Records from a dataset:
BEGIN

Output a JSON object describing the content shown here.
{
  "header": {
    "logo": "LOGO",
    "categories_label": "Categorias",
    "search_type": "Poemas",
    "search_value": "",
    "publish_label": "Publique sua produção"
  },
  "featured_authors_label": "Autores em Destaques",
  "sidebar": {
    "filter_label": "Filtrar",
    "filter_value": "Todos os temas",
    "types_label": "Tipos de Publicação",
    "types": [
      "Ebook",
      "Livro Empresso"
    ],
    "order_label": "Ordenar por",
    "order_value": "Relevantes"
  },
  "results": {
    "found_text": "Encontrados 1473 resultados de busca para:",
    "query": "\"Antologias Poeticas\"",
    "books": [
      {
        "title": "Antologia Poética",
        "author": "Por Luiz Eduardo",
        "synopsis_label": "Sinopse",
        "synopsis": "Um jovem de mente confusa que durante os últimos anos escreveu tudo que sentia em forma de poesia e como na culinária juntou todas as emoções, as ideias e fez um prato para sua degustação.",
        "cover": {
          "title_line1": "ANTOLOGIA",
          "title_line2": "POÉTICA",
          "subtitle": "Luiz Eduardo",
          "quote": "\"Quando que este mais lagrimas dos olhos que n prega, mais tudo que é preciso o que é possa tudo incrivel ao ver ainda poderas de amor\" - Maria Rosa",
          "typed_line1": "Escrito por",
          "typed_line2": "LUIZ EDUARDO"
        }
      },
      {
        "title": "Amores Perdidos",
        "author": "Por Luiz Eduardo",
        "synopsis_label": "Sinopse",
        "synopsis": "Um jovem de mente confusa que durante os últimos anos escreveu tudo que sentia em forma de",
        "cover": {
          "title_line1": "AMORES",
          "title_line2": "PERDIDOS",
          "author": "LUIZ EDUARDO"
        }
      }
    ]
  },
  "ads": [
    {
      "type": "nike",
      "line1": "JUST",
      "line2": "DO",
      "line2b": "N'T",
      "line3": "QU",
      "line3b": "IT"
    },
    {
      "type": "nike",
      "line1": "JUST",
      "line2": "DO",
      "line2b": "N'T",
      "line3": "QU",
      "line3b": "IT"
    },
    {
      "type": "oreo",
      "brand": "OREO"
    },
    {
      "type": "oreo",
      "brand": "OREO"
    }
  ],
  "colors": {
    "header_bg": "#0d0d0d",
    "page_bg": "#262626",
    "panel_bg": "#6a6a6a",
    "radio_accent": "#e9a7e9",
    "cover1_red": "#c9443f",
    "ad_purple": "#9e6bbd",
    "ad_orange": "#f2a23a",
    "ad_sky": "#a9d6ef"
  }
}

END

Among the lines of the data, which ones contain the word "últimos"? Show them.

        "synopsis": "Um jovem de mente confusa que durante os últimos anos escreveu tudo que sentia em forma de poesia e como na culinária juntou todas as emoções, as ideias e fez um prato para sua degustação.",
        "synopsis": "Um jovem de mente confusa que durante os últimos anos escreveu tudo que sentia em forma de",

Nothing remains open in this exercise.